> _Work task_
Every entry must reappear in your answer exactly as written, though its pictures must not.

───── The data ─────

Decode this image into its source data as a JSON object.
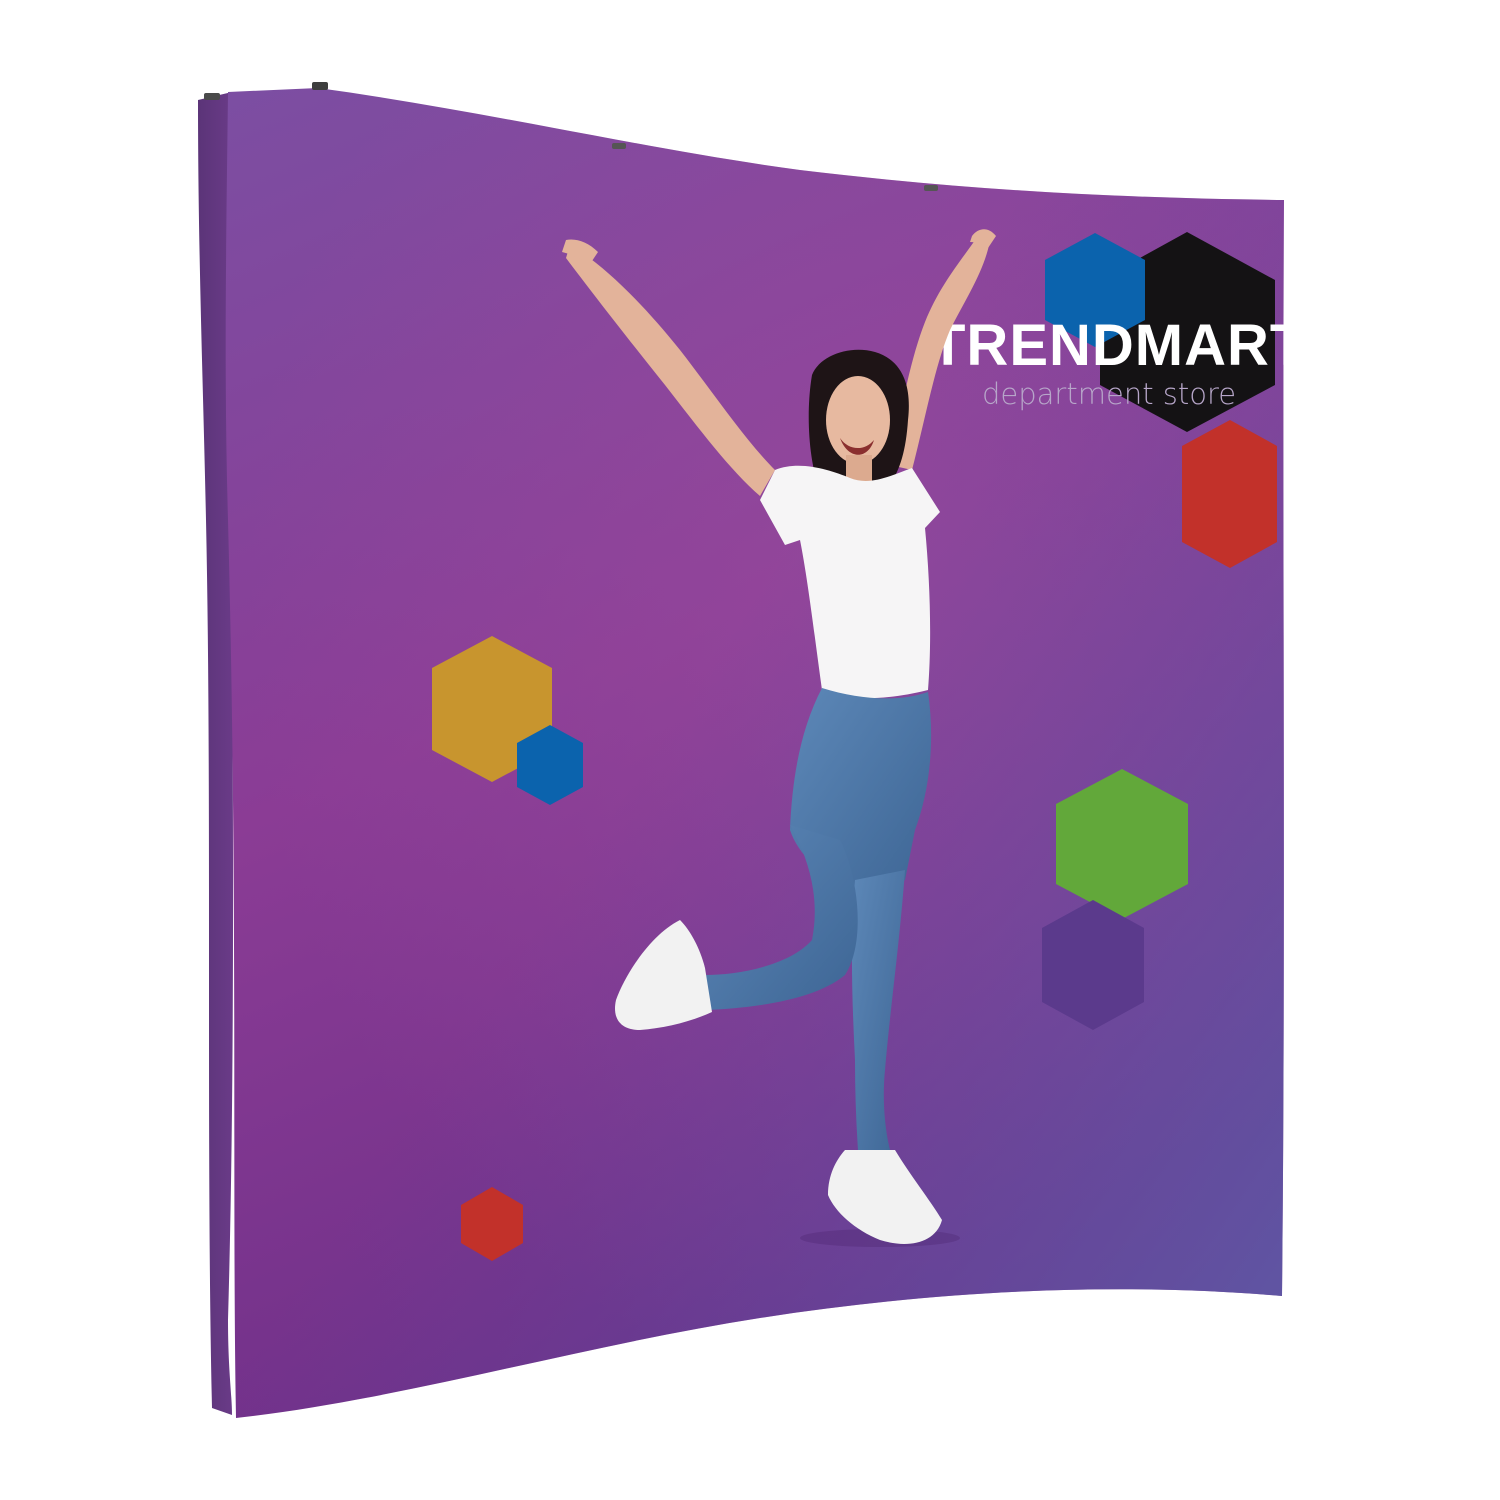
{
  "scene": {
    "subject": "pop-up display"
  },
  "logo": {
    "name": "TRENDMART",
    "tagline": "department store"
  },
  "colors": {
    "background": "#ffffff",
    "panel_top": "#7a4fa0",
    "panel_mid": "#8a3a95",
    "panel_bottom": "#6a2f86",
    "side_edge": "#5e3379",
    "hex_blue": "#0b63ad",
    "hex_black": "#141214",
    "hex_red": "#c2312a",
    "hex_gold": "#c8952e",
    "hex_green": "#62a83a",
    "hex_purple": "#5b3a8c",
    "shirt": "#f6f5f6",
    "jeans": "#4b76a6",
    "hair": "#1e1416",
    "skin": "#e3b39a",
    "shoe": "#f2f2f2"
  }
}
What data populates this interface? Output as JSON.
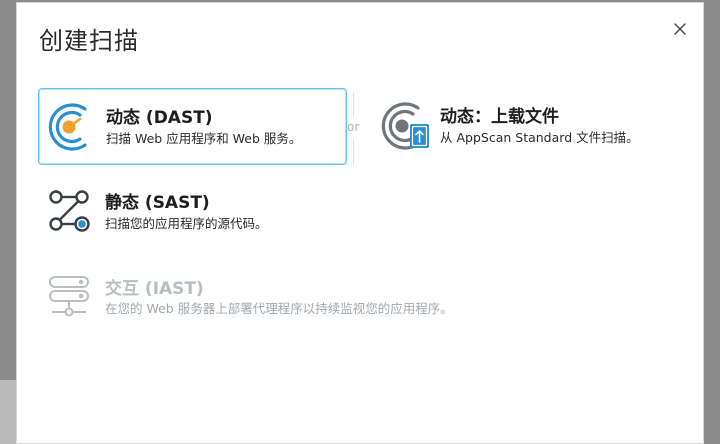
{
  "dialog": {
    "title": "创建扫描",
    "close_glyph": "×"
  },
  "divider_text": "or",
  "options": {
    "dast": {
      "title": "动态 (DAST)",
      "description": "扫描 Web 应用程序和 Web 服务。",
      "icon": "radar-target-icon",
      "selected": true
    },
    "dast_upload": {
      "title": "动态：上载文件",
      "description": "从 AppScan Standard 文件扫描。",
      "icon": "radar-upload-file-icon"
    },
    "sast": {
      "title": "静态 (SAST)",
      "description": "扫描您的应用程序的源代码。",
      "icon": "code-nodes-icon"
    },
    "iast": {
      "title": "交互 (IAST)",
      "description": "在您的 Web 服务器上部署代理程序以持续监视您的应用程序。",
      "icon": "server-stack-icon",
      "disabled": true
    }
  },
  "colors": {
    "accent": "#63c4e7",
    "icon_blue": "#2a8fd0",
    "icon_orange": "#f0a030",
    "icon_gray": "#6f757b",
    "disabled_gray": "#b9bec3"
  }
}
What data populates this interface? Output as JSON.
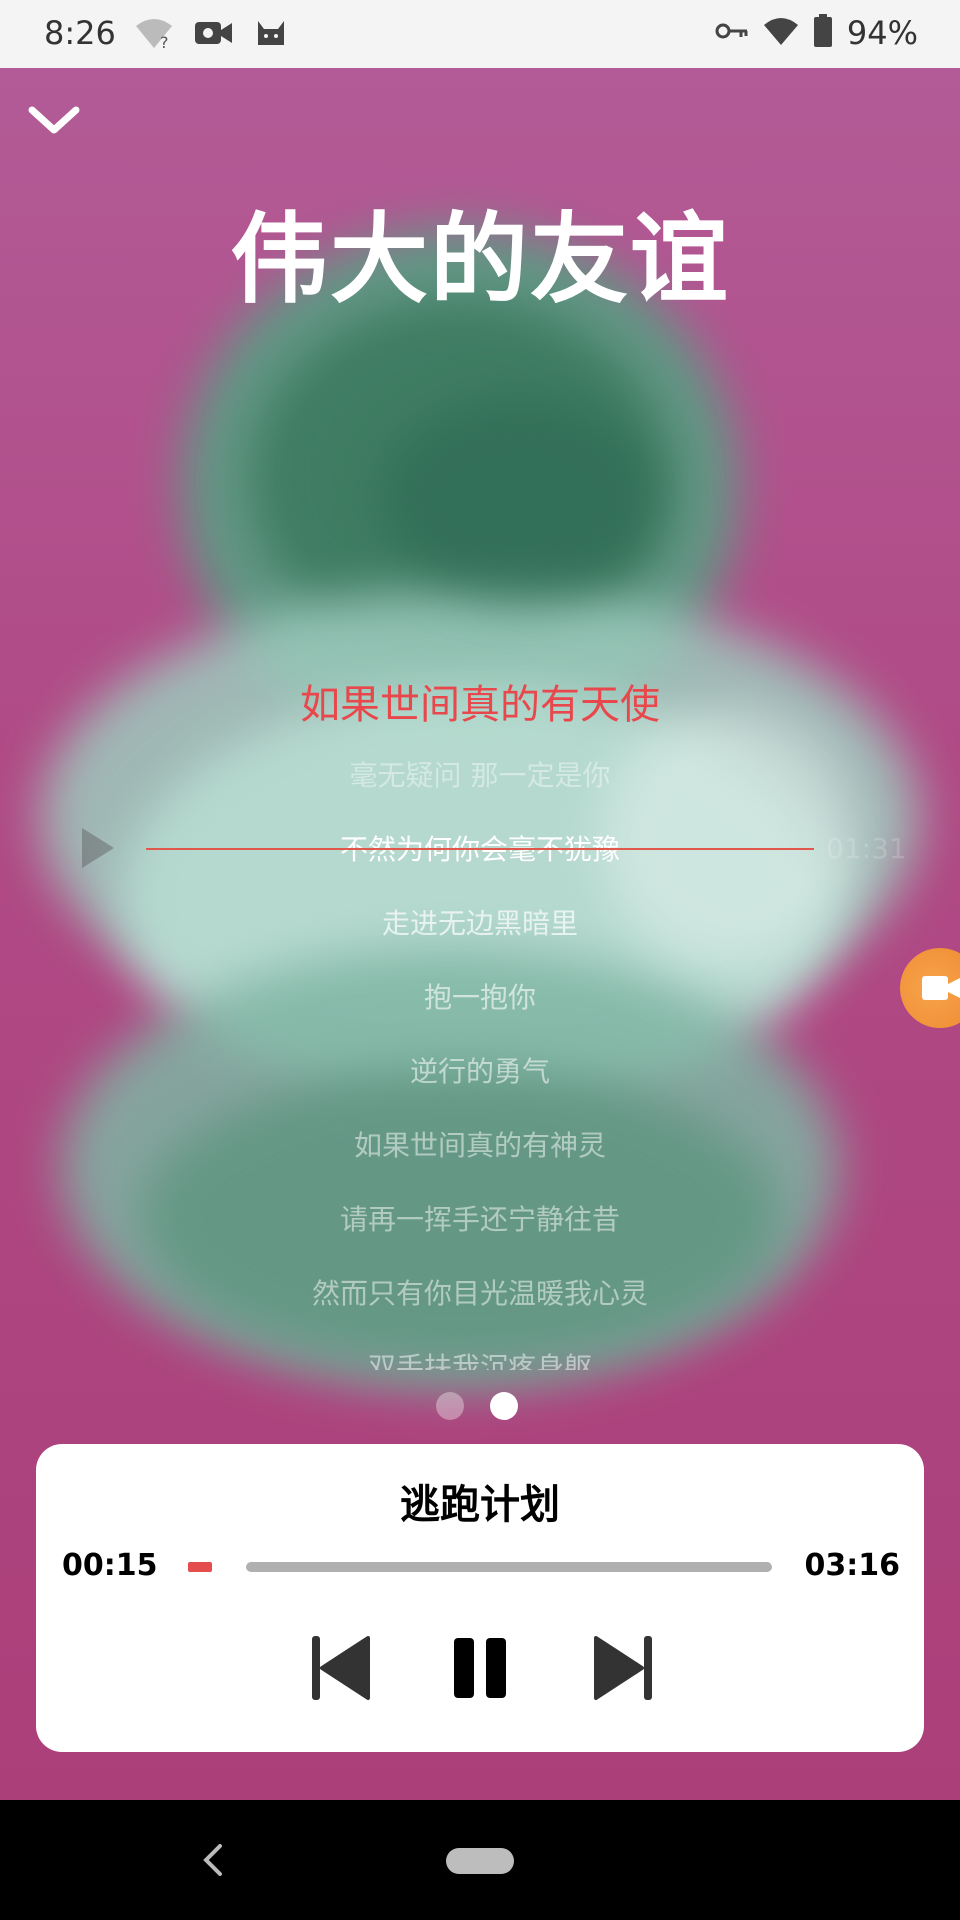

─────

> _Task answer_
Decode this image into its source data as a JSON object.
{
  "scene": {
    "subject": "pop-up display"
  },
  "logo": {
    "name": "TRENDMART",
    "tagline": "department store"
  },
  "colors": {
    "background": "#ffffff",
    "panel_top": "#7a4fa0",
    "panel_mid": "#8a3a95",
    "panel_bottom": "#6a2f86",
    "side_edge": "#5e3379",
    "hex_blue": "#0b63ad",
    "hex_black": "#141214",
    "hex_red": "#c2312a",
    "hex_gold": "#c8952e",
    "hex_green": "#62a83a",
    "hex_purple": "#5b3a8c",
    "shirt": "#f6f5f6",
    "jeans": "#4b76a6",
    "hair": "#1e1416",
    "skin": "#e3b39a",
    "shoe": "#f2f2f2"
  }
}
What data populates this interface? Output as JSON.
{
  "dialog": {
    "title": "创建扫描",
    "close_glyph": "×"
  },
  "divider_text": "or",
  "options": {
    "dast": {
      "title": "动态 (DAST)",
      "description": "扫描 Web 应用程序和 Web 服务。",
      "icon": "radar-target-icon",
      "selected": true
    },
    "dast_upload": {
      "title": "动态：上载文件",
      "description": "从 AppScan Standard 文件扫描。",
      "icon": "radar-upload-file-icon"
    },
    "sast": {
      "title": "静态 (SAST)",
      "description": "扫描您的应用程序的源代码。",
      "icon": "code-nodes-icon"
    },
    "iast": {
      "title": "交互 (IAST)",
      "description": "在您的 Web 服务器上部署代理程序以持续监视您的应用程序。",
      "icon": "server-stack-icon",
      "disabled": true
    }
  },
  "colors": {
    "accent": "#63c4e7",
    "icon_blue": "#2a8fd0",
    "icon_orange": "#f0a030",
    "icon_gray": "#6f757b",
    "disabled_gray": "#b9bec3"
  }
}
What data populates this interface? Output as JSON.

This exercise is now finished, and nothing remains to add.